|International Classification||B21D39/04, F16L13/14|
|Cooperative Classification||Y10T29/49934, B21D39/04, F16L13/142, F16L13/146|
|European Classification||F16L13/14D, B21D39/04, F16L13/14B3|
|Nov 5, 1999||AS||Assignment|
Owner name: MECH1 LLC, CALIFORNIA
Free format text: ASSIGNMENT OF ASSIGNORS INTEREST;ASSIGNOR:SURESH, SRINIVAS B.;REEL/FRAME:010380/0302
Effective date: 19991104
|Sep 27, 2005||FPAY||Fee payment|
Year of fee payment: 4
|Jul 1, 2008||CC||Certificate of correction|
|Oct 17, 2009||FPAY||Fee payment|
Year of fee payment: 8
|Apr 25, 2014||REMI||Maintenance fee reminder mailed|

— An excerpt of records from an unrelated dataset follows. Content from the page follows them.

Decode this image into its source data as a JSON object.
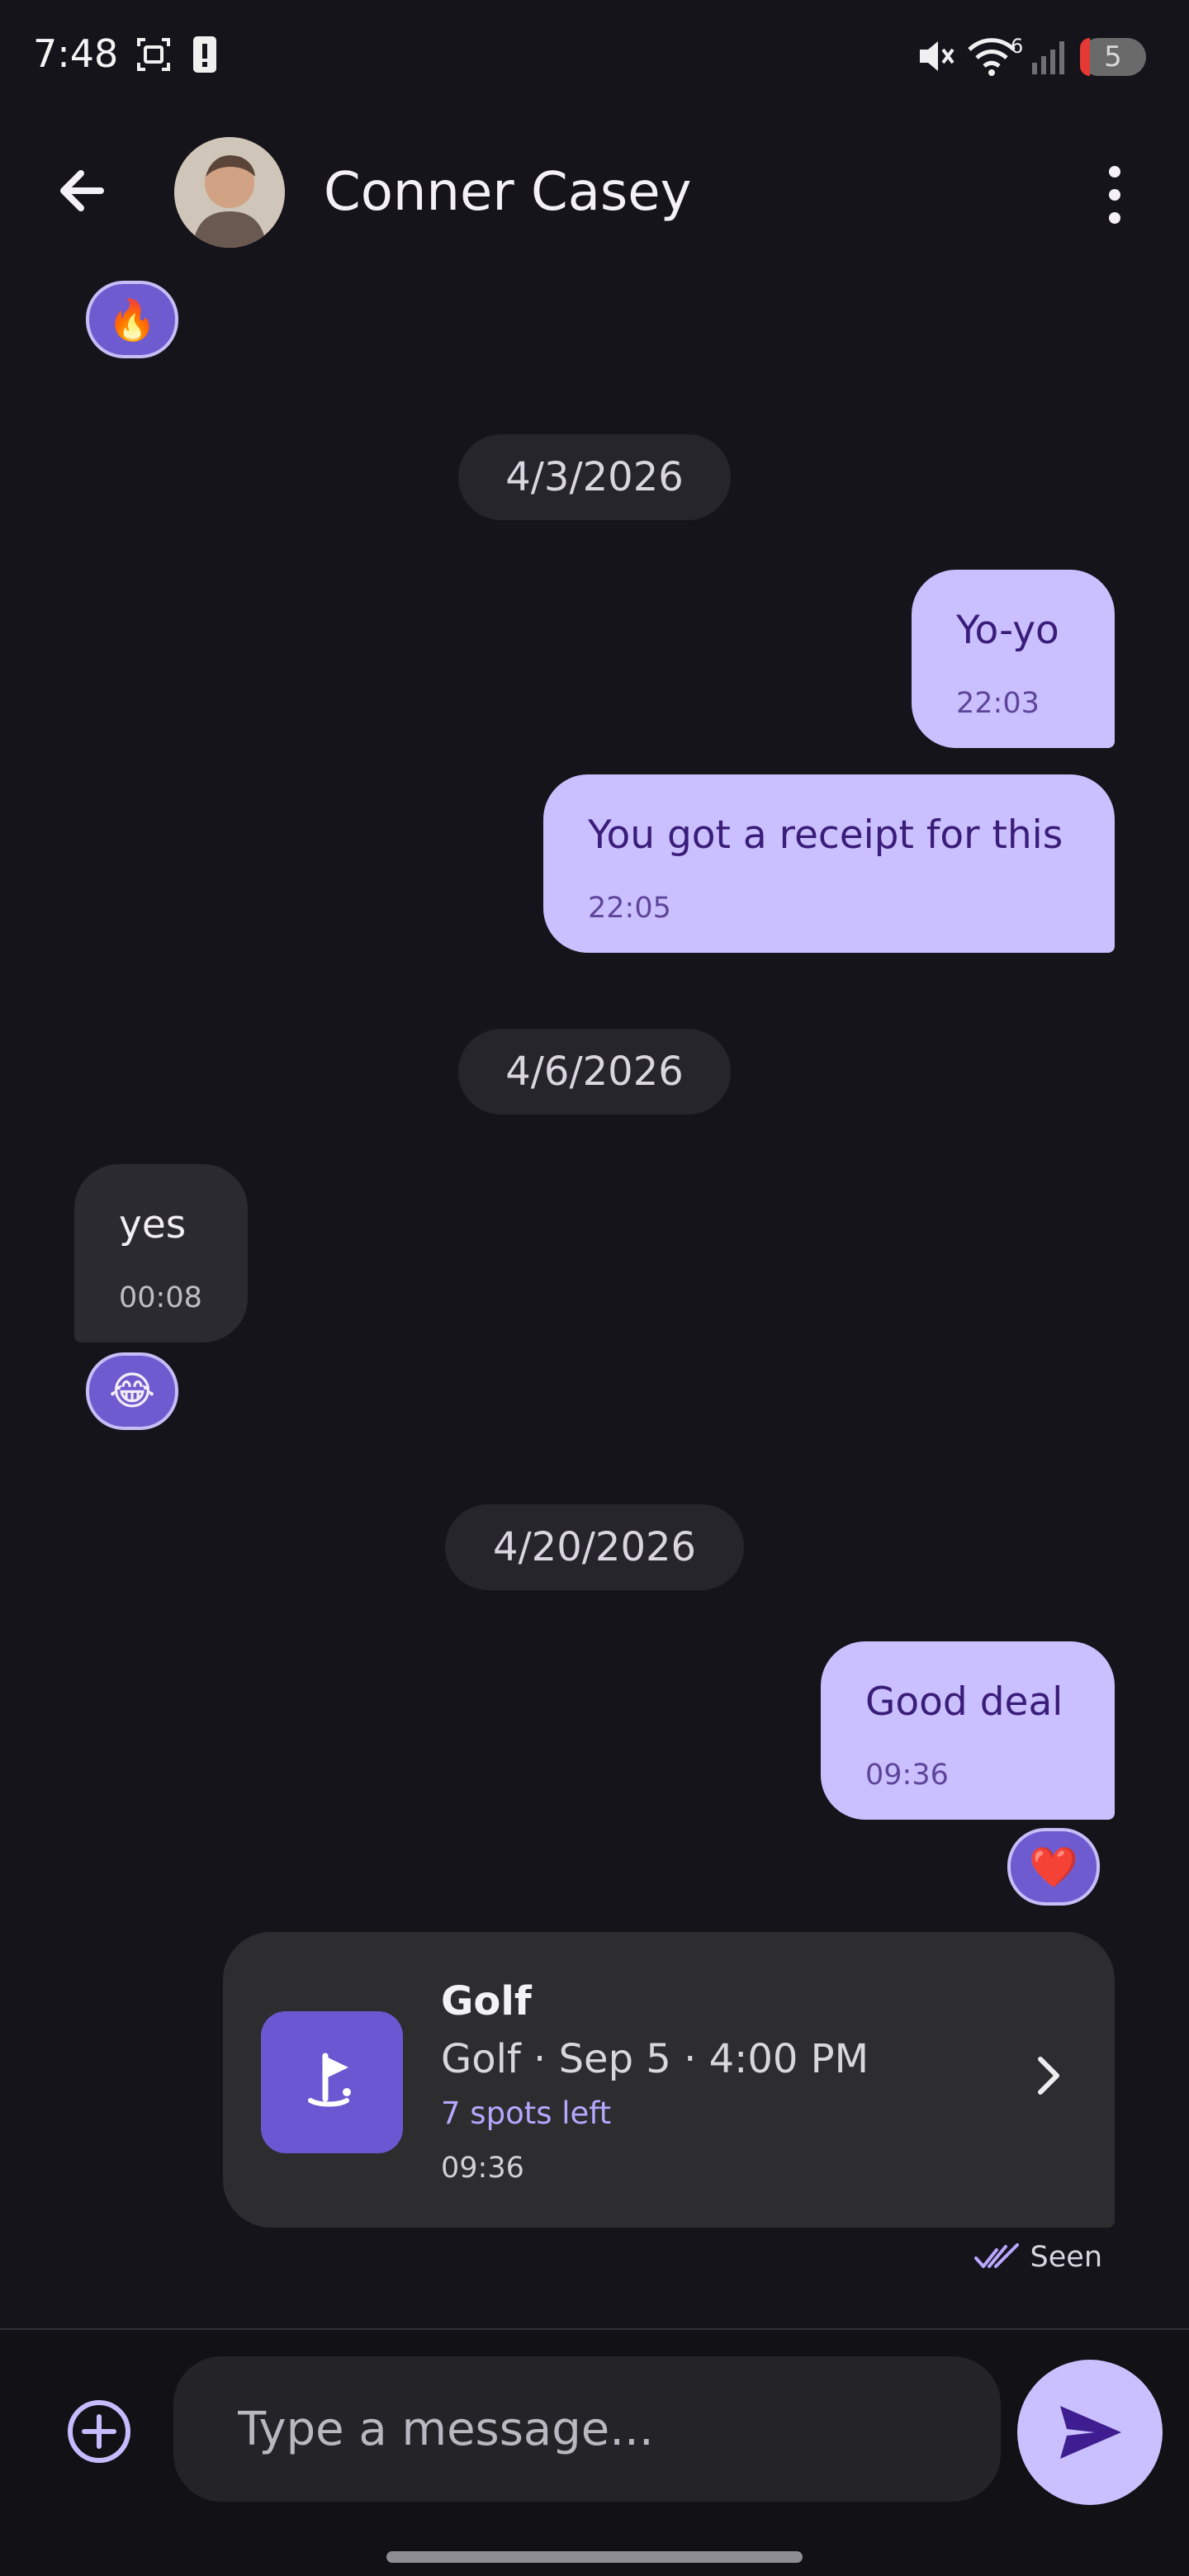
{
  "status_bar": {
    "time": "7:48",
    "wifi_label": "6",
    "battery_level": "5"
  },
  "header": {
    "contact_name": "Conner Casey",
    "back_icon": "arrow-left-icon",
    "menu_icon": "more-vert-icon"
  },
  "messages": {
    "top_reaction": "🔥",
    "date_1": "4/3/2026",
    "out_1": {
      "text": "Yo-yo",
      "time": "22:03"
    },
    "out_2": {
      "text": "You got a receipt for this",
      "time": "22:05"
    },
    "date_2": "4/6/2026",
    "in_1": {
      "text": "yes",
      "time": "00:08",
      "reaction": "😂"
    },
    "date_3": "4/20/2026",
    "out_3": {
      "text": "Good deal",
      "time": "09:36",
      "reaction": "❤️"
    }
  },
  "event_card": {
    "title": "Golf",
    "subtitle": "Golf · Sep 5 · 4:00 PM",
    "spots": "7 spots left",
    "time": "09:36",
    "icon": "golf-flag-icon"
  },
  "seen": {
    "label": "Seen"
  },
  "composer": {
    "placeholder": "Type a message...",
    "add_icon": "plus-circle-icon",
    "send_icon": "send-icon"
  },
  "colors": {
    "background": "#15141b",
    "outgoing_bubble": "#cbc0ff",
    "incoming_bubble": "#2b2a30",
    "accent": "#6f5bd0"
  }
}
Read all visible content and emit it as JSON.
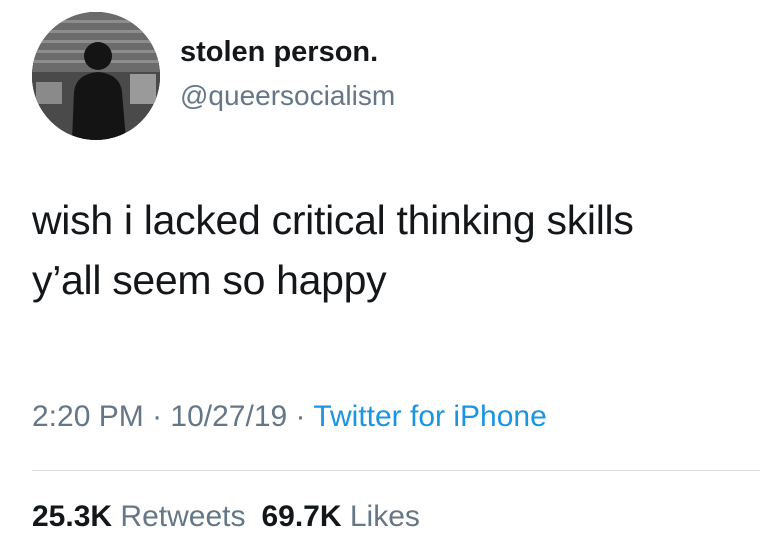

|Sep 17, 2014||LAPS||Lapse for failure to pay maintenance fees|
|Nov 4, 2014||FP||Expired due to failure to pay maintenance fee|
Effective date: 20140917